Funnily enough, as I was leaving the exhibition, Jason was drawing David Downton, who was commenting that there was no way he would sketch with the public watching intently over his shoulder and he sure has a point. This man was sketching as if he was making a cup of coffee – totally effortless. How comfortable must you be in your own talent to allow others to scrutinize your every stroke and be so warm and personable? That in itself must be a gift?

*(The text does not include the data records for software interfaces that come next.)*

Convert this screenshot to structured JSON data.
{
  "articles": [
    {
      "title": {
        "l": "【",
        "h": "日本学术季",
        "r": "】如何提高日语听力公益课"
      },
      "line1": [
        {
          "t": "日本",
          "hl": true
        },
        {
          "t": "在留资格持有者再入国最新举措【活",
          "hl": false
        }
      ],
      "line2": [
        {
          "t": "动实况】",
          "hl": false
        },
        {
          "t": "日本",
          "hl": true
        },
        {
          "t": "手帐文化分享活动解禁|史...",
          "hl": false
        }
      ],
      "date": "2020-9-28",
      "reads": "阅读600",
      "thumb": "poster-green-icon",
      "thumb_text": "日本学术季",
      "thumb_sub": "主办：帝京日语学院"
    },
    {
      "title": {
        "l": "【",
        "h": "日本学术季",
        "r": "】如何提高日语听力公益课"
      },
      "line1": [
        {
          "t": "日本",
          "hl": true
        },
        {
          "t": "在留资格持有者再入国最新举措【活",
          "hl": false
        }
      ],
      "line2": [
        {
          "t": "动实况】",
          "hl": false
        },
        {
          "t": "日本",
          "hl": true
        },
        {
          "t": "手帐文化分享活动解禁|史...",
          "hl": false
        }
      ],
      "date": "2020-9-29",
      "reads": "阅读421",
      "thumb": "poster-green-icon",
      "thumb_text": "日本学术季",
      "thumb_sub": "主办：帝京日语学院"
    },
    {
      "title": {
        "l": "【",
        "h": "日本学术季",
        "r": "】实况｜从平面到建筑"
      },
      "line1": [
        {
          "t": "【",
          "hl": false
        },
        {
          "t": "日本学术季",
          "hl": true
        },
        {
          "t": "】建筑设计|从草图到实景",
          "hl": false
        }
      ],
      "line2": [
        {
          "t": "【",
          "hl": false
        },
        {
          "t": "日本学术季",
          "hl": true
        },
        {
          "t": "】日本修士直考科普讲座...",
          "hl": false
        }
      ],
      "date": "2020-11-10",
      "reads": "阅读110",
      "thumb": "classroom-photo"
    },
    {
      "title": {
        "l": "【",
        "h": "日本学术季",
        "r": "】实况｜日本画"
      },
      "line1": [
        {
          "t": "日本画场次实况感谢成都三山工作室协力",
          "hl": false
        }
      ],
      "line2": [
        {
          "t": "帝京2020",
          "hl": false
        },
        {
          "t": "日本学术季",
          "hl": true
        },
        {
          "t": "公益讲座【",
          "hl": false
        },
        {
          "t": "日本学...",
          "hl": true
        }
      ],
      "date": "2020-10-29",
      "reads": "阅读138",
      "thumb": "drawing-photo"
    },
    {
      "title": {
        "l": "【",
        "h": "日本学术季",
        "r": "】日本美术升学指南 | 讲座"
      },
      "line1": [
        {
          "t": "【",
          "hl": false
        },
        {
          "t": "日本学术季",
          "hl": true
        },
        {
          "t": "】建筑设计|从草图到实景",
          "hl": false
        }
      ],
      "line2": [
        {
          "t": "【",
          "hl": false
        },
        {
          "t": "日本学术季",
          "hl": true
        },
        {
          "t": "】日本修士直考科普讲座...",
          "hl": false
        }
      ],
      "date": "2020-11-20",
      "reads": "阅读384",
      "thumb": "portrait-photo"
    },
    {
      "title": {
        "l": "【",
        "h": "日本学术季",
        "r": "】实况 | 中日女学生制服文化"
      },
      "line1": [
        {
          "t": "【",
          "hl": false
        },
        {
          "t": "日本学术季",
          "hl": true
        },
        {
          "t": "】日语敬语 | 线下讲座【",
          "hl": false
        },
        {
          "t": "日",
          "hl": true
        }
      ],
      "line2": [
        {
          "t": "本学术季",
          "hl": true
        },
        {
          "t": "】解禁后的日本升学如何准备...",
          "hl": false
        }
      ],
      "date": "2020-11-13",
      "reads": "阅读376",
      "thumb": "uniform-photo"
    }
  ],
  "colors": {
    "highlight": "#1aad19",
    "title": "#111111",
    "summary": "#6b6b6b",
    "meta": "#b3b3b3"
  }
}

Another illustrator whom I love and whose work was on show was Daisy de Villeneuve. The feel of her work is almost 80s – vintage, with the neon colours and punk hair-dos. But the pieces that I love the most are those that are sketched on scrap lined paper featuing random typed comments. It’s almost as if you’ve just walked in on a half-told story. Daisy’s whole portfolio is shown on her site as well as her series of books >>
Another favourite is Zara Woods (Woody) who creates these wonderful characters such as Starlet, Pick me up Pom Pom, and Small Wonders:
Zara creates “Little Treasures”, which are tiny pendants with individual sketches – let me tell you if I ever have £200 – £300 to dispose of these would be first on my list! Zara has a great site with all her projects and a shop. Definitely worth a visit! >>
So now I have my own little treasure – which I shall frame and cherish – not quite Hedkandi but its probably best not to frighten the children!
That’s all for now folks Cxx